(Recorded data)
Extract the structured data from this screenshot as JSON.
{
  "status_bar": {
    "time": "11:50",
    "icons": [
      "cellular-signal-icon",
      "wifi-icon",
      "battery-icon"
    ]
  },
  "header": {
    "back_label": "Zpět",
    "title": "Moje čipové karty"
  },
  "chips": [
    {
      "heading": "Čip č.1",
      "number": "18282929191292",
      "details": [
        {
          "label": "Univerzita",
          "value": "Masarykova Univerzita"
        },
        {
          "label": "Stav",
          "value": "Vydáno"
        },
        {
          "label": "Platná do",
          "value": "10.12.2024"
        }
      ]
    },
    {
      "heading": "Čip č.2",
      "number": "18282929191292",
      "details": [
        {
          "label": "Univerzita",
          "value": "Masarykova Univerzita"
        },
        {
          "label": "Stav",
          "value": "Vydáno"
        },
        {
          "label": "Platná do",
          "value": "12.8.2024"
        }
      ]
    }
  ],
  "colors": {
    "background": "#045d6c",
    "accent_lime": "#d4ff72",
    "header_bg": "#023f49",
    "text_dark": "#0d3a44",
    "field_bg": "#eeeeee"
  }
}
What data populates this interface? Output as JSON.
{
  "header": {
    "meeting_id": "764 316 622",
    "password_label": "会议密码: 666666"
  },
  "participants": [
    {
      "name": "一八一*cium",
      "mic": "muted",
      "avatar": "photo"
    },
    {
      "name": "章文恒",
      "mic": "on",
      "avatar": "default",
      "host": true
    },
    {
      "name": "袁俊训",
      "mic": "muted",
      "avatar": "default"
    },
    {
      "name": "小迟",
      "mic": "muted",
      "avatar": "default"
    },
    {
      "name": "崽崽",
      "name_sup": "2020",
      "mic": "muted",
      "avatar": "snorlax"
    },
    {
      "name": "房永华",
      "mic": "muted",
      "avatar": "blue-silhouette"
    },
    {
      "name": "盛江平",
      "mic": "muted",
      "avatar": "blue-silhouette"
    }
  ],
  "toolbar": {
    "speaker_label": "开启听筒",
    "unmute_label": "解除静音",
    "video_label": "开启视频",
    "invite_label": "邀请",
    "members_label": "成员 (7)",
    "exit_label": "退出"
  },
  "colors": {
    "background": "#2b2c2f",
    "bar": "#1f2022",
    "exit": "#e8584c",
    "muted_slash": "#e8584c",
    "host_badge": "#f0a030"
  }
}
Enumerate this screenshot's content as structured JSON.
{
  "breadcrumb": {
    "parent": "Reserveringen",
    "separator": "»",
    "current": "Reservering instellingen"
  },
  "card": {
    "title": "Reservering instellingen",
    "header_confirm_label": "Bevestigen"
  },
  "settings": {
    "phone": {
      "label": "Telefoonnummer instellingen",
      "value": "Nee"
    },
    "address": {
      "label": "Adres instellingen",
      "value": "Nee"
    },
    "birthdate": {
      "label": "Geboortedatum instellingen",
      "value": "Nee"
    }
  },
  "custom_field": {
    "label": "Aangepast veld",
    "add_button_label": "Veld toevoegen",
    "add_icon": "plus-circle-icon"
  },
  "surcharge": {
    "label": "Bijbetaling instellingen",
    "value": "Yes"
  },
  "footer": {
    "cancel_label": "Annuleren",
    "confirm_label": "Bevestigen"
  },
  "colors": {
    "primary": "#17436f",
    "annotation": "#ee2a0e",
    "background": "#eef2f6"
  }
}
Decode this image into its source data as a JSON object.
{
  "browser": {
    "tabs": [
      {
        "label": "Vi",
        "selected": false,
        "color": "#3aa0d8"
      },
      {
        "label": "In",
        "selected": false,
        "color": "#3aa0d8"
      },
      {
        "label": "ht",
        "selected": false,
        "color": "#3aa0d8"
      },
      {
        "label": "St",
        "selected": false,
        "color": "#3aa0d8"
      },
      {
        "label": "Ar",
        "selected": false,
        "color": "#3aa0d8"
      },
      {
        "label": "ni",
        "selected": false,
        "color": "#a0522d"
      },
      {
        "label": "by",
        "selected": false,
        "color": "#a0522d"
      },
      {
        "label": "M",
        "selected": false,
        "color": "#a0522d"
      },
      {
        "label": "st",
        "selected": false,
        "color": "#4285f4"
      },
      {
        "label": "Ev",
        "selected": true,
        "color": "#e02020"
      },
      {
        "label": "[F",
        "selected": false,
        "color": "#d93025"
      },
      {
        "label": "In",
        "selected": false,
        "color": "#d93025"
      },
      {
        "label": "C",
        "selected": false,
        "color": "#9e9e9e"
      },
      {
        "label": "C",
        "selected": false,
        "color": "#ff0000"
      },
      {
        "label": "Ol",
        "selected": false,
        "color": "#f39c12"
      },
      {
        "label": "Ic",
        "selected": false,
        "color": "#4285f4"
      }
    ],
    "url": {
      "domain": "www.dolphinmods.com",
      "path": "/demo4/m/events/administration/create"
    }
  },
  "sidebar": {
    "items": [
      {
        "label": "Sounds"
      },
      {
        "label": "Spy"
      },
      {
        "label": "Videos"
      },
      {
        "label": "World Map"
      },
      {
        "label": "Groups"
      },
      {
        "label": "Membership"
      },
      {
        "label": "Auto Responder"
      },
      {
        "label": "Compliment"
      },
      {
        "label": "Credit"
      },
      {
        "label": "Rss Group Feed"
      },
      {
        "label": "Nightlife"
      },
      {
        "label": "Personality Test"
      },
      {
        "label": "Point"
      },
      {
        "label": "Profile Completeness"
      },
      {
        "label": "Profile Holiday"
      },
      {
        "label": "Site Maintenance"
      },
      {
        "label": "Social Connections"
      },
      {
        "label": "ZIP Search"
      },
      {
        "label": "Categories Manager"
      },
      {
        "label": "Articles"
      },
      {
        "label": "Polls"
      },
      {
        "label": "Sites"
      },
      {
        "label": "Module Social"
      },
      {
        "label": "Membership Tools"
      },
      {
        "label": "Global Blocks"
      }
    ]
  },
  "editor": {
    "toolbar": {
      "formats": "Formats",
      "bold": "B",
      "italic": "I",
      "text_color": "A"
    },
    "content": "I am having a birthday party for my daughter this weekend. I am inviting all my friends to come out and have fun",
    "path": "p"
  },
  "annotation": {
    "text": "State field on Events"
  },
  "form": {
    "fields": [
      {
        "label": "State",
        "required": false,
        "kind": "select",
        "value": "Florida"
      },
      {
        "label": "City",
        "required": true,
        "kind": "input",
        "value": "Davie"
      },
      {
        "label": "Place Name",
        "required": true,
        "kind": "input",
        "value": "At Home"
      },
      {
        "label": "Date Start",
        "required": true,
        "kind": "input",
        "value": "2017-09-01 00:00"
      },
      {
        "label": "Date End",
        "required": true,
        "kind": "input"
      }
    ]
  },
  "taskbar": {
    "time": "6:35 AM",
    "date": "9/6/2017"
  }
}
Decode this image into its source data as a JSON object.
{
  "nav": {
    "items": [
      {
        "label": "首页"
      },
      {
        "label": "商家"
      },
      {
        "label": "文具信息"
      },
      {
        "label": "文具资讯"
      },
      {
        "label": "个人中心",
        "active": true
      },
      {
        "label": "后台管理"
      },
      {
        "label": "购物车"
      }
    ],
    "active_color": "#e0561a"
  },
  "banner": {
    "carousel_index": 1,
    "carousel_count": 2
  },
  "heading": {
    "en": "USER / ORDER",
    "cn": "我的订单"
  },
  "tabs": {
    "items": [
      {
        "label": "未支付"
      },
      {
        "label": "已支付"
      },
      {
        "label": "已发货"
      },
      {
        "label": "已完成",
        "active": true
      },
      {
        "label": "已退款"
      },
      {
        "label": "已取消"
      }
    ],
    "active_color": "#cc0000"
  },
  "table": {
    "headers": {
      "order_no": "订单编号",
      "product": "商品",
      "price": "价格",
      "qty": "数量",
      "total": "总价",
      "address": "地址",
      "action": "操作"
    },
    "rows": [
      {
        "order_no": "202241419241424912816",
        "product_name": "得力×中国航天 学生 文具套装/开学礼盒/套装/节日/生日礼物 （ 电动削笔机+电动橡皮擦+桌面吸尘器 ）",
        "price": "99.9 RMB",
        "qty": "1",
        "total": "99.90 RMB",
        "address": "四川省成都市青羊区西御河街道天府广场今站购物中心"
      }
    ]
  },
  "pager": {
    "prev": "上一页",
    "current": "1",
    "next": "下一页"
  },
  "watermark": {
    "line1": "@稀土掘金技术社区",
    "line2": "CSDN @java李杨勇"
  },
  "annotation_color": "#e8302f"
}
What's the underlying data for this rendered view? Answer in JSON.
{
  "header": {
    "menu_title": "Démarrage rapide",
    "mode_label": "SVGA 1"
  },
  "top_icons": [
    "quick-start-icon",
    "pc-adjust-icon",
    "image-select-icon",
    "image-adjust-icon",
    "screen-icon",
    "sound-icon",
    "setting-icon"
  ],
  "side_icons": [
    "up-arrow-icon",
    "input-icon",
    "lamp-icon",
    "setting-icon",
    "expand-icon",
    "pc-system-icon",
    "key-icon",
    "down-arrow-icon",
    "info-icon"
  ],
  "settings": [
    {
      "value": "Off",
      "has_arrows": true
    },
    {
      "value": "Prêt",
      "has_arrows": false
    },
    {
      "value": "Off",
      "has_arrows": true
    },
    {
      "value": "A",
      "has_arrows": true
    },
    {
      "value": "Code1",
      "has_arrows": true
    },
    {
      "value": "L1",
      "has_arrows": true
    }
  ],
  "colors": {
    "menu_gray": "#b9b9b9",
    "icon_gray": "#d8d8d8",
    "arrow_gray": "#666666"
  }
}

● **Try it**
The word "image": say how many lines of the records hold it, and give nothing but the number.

● **Task response**
4